      4 votes
      1. [5]
        Deimos
        Link Parent
        Please don't link to pirated content. The rest of the post is fine and I will un-remove it if you remove the link.

        Please don't link to pirated content. The rest of the post is fine and I will un-remove it if you remove the link.

        8 votes
        1. [4]
          nahkoots
          Link Parent
          Link removed. Is that requirement listed anywhere in the terms of use? I checked before I posted and didn't see it, but I might've just missed it.

          Link removed.

          Is that requirement listed anywhere in the terms of use? I checked before I posted and didn't see it, but I might've just missed it.

          4 votes
          1. [3]
            stu2b50
            Link Parent
            Not to be snippy, but isn't not posting pirated content kinda... obvious?

            Not to be snippy, but isn't not posting pirated content kinda... obvious?

            6 votes
            1. [2]
              nahkoots
              Link Parent
              Definitely, and I certainly wouldn't ever do that. "No copyright violations" is already in the terms of use though, so whether or not it's obvious is irrelevant. Posting links to pirated content,...

              Definitely, and I certainly wouldn't ever do that. "No copyright violations" is already in the terms of use though, so whether or not it's obvious is irrelevant. Posting links to pirated content, on the other hand, doesn't violate copyright law (at least I hope not, otherwise Google's in a lot of trouble right about now), so unless a website owner doesn't indicate in their terms of use or in their replies to comments that it's not allowed, there's no way to know.

              Of course, banning legal discussion isn't anything new or unusual. For example, Tumblr bans nudity and adult content and Reddit bans discussion of dark web marketplaces, neither of which are illegal but both of which (apparently) look bad to advertisers. There's nothing wrong with Deimos doing the same, and he's already said he doesn't intend for Tildes to be a bastion for free speech.

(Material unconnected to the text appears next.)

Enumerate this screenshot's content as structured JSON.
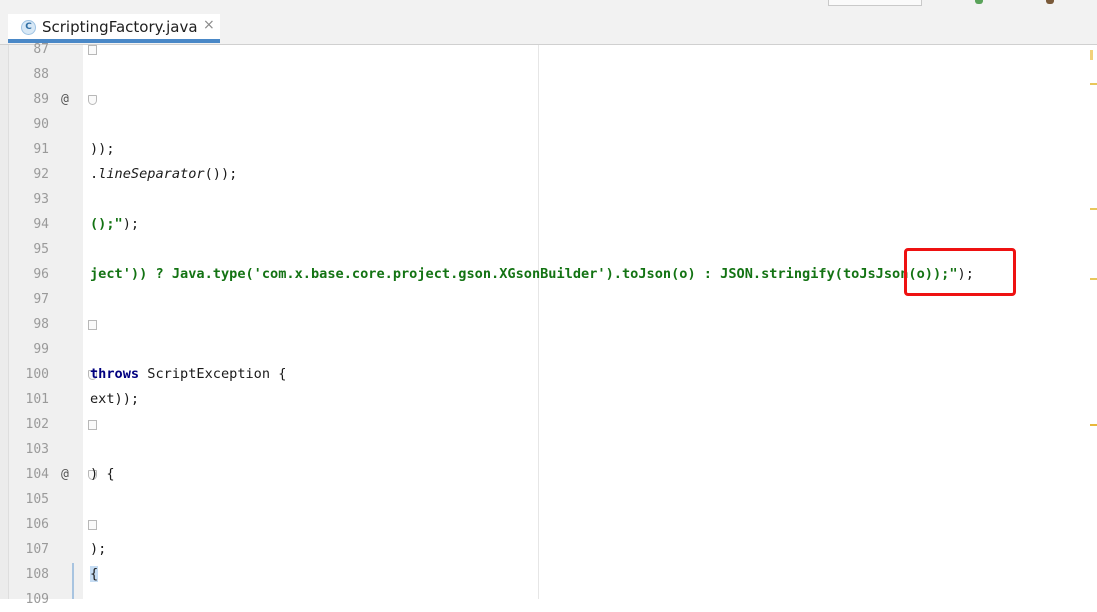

I didn't want to make assumptions for Tildes based on those sites, though, since Tildes is different in that it doesn't need to cater to advertisers.

              Side note: Deimos, does that link to the image of Google linking to pirated content also break Tildes's rules (and would your answer change if, instead of displaying the link as "thepiratebay.org > torrent > Frozen 2", Google included the actual link in text in the search result)? I'm not trying to be intentionally obtuse, but I'm not entirely sure where to draw the line.

              7 votes
              1. Deimos
                (edited )
                Link Parent
                Like you said, the terms say not to violate copyright, but there's a ton of gray area. You're right that technically linking to external sites probably shouldn't be considered a violation, but in...

                Like you said, the terms say not to violate copyright, but there's a ton of gray area. You're right that technically linking to external sites probably shouldn't be considered a violation, but in reality the copyright holders can still cause a lot of trouble over it. I worked at reddit for years and saw the volume of DMCA and other complaints they had to deal with over links to content that was actually hosted on external sites.

                Whether it's "correct" or not, it's a stance that's based more on realism than idealism. Tildes doesn't have millions of dollars like Google, reddit, etc. to be able to dispute copyright issues. If I need to pay a lawyer for one day it could wipe out around a month's worth of the current donation goal. Overall, the benefits of you linking directly to it are negligible, but the potential downsides are huge.

                15 votes
      2. kfwyre
        Link Parent
        I'll stick to getting it through the library. I don't mind the wait too much, and I'd rather go through the proper channels, even if it's more hassle.

        I'll stick to getting it through the library. I don't mind the wait too much, and I'd rather go through the proper channels, even if it's more hassle.

        4 votes